By: Claudia Mazzucco
On April 12, 1987, Larry Mize hit a miracle chip from 140 foot that bounced twice up a grassy bank and once on the putting surface before it rolled halfway across the 11th green directly into the hole to win the 51st Masters Tournament in the second hole of playoff with Greg Norman. Severiano Ballesteros watched the shot on television from the Champions Locker Room. He dropped out by three-putting for bogey at the first hole of the playoff. Mize became the first champion to come from Augusta itself. They finished with a 285 total (-3), which was the highest score since Jack Nicklaus shot 286 to win in 1972.
Fact: Larry Mize was born in Augusta and played his junior golf on the Augusta C.C., the course next-door of Augusta National. When Larry was 14 he got his first job, working the scoreboard at the third hole during the Masters week. He is the youngest child of a retired telephone company executive. His father took up golf at 35 and led his three children into the game.
It was a spectacular Sunday afternoon at Augusta National. Nine players were within a shot of each other with nine holes to play. Ben Crenshaw, who has won the Masters in 1984, hold the lead or a share of it for eight holes, striving heroically all the while, only to lose it by missing an easy five-foot putt for par at the 71st hole. Seventeen was the hole where Ballesteros and Norman both made the birdies that moved them into a tie for the lead at 3 under.

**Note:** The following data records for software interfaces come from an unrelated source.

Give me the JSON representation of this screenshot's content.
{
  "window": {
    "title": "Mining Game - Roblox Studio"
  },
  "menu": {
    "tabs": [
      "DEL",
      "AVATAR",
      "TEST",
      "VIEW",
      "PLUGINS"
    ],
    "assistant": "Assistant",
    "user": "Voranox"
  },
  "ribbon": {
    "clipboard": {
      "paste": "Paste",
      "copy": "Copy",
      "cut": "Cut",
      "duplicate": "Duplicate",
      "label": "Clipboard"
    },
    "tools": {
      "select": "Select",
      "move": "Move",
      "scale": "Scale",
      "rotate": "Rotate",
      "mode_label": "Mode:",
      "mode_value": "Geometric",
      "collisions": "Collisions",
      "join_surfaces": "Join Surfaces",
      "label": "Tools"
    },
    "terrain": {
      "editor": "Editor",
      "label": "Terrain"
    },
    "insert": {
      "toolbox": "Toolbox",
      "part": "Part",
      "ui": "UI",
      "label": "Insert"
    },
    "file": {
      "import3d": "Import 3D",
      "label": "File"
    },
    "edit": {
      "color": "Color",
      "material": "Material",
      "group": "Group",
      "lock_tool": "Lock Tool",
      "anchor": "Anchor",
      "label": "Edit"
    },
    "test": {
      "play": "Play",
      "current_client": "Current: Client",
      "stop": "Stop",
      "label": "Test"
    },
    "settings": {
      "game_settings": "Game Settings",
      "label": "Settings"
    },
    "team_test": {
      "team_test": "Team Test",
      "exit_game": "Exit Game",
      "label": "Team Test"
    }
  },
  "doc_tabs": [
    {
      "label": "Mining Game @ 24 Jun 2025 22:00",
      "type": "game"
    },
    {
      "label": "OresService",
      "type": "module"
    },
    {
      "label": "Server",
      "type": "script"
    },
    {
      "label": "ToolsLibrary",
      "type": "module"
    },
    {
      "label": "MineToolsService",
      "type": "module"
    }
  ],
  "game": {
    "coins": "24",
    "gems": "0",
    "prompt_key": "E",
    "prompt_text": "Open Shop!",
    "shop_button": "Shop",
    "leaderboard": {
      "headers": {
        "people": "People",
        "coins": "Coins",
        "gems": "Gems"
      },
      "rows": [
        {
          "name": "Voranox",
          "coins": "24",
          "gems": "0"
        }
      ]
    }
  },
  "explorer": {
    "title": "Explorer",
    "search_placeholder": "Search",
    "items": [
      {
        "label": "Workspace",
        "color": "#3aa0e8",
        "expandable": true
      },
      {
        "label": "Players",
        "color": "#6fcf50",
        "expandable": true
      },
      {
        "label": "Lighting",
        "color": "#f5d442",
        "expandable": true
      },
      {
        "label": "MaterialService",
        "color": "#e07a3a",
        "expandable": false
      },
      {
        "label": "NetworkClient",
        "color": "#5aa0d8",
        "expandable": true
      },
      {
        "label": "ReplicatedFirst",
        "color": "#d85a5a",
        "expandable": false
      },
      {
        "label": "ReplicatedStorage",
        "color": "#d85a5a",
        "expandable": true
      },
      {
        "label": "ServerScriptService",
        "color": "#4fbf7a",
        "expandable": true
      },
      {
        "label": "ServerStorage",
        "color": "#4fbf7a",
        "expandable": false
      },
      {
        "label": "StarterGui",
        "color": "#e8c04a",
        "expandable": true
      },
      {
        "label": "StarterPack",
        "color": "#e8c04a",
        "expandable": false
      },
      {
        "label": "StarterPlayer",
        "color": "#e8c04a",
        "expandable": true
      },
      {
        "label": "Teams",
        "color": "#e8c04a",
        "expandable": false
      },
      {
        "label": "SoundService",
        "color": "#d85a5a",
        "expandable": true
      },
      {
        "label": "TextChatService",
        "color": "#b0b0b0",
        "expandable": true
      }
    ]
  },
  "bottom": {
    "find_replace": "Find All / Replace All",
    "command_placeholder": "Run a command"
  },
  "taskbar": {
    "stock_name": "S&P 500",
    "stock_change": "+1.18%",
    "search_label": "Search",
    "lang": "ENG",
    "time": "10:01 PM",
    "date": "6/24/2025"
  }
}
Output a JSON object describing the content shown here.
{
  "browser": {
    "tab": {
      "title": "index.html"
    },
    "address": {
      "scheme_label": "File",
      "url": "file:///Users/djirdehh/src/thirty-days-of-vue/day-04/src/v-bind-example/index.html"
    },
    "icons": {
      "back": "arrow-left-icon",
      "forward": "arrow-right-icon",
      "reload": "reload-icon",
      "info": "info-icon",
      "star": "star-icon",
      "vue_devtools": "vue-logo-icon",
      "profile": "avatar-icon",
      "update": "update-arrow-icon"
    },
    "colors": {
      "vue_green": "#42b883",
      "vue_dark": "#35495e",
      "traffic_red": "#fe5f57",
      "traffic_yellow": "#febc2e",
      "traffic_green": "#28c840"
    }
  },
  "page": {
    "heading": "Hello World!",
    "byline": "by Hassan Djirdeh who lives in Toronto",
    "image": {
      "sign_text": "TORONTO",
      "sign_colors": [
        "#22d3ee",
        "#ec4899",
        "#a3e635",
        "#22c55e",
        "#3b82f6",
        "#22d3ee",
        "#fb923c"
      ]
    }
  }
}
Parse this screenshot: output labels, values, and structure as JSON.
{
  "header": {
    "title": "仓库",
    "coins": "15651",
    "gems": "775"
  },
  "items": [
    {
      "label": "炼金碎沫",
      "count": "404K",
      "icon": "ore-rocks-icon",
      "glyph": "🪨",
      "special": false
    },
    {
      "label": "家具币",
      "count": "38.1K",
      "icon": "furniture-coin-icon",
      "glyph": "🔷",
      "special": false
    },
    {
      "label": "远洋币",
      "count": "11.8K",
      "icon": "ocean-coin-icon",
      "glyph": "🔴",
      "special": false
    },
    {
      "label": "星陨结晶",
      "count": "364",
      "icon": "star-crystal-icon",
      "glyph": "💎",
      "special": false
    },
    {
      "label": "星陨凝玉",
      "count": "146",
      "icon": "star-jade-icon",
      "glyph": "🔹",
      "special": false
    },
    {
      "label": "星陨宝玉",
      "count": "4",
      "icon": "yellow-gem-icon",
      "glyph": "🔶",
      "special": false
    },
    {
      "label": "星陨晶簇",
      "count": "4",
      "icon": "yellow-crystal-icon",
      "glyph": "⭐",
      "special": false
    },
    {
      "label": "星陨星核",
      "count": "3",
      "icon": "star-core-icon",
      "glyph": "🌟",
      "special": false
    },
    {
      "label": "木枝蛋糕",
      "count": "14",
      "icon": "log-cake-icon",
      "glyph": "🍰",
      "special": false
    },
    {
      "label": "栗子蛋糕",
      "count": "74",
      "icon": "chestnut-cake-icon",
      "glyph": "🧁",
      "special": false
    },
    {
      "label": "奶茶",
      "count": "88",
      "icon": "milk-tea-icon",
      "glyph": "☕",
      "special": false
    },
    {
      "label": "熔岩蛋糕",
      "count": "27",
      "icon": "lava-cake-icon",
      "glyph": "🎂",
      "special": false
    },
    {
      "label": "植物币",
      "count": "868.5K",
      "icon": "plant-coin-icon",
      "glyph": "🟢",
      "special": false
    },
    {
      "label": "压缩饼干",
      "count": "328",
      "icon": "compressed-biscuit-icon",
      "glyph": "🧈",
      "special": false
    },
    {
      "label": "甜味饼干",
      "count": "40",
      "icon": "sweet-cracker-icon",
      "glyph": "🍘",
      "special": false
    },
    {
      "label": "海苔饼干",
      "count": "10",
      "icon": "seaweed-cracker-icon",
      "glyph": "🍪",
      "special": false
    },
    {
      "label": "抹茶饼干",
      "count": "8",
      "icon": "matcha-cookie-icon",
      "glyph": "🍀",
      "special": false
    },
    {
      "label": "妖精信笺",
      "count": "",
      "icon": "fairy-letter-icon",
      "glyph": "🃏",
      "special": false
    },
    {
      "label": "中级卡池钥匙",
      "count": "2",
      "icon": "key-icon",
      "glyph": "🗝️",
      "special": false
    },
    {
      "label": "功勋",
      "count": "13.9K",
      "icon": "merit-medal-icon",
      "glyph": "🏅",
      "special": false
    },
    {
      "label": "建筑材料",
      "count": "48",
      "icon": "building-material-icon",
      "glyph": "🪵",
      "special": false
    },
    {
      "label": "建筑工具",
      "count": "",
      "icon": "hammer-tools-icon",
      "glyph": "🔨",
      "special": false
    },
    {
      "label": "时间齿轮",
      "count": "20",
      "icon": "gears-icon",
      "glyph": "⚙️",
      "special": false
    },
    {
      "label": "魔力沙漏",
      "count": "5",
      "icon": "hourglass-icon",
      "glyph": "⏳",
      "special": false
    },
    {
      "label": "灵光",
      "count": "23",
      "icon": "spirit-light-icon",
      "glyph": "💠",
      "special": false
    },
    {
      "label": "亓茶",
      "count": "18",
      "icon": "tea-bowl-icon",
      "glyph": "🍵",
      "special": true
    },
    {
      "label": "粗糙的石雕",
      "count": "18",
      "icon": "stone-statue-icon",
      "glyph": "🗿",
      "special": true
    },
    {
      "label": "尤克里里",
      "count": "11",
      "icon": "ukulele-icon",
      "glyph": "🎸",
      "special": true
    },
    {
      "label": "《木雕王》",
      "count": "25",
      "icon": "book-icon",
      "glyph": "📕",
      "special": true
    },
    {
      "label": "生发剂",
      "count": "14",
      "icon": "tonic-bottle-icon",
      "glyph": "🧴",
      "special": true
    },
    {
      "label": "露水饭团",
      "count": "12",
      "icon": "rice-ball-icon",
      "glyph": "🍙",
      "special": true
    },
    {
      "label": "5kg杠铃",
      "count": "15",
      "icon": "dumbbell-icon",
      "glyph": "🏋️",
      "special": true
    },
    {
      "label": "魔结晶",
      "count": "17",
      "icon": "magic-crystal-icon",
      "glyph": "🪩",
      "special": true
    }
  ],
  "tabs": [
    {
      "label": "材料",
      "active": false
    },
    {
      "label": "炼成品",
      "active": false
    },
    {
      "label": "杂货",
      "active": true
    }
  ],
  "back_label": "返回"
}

Mize had dropped from the lead with two bogeys at 14th and 15th, but got a birdie on the 72nd hole after he hit a perfect nine-iron to six foot from the hole and made the putt for birdie. He was the first in the clubhouse.
Norman hit his tee shot at the 18th as if he intended to drive the green. He measured the distance to the far side of the two-part bunker on the left side of the fairway, concluded it was 285 yards, and told his caddie, Pete Bender, “I know we can hit over it.” (That bunker was built in 1966 to discourage players – Nicklaus in particular – from driving to a plateau left of the fairway, about 280 yards off the tee, something only Nicklaus could do in those days, from where he would have an easy wedge shot to the green.)
Indeed, Norman hit his driver over the bunker, and a sand-wedge to the green from 91 yards, leaving himself a 20-foot putt for a birdie that would have won the tournament. The ball trickled over the left lip of the cup. He just couldn’t believe he missed it.
In 1986, Norman had won the British Open but lost the Masters by a single stroke, the PGA by two, and the U.S. Open by six shots after having led through three rounds.
Claudia M. Mazzucco is a researcher at Golf Channel and teacher of History of Golf at the PGA of Argentina, in Buenos Aires. She is the author of Legendary Lessons (2016), El Golf de los Tiempos, A Novel (2002) and The Guide of Golf Courses in Argentina (2003). She received the PGA Award from the PGA of Argentina in 2005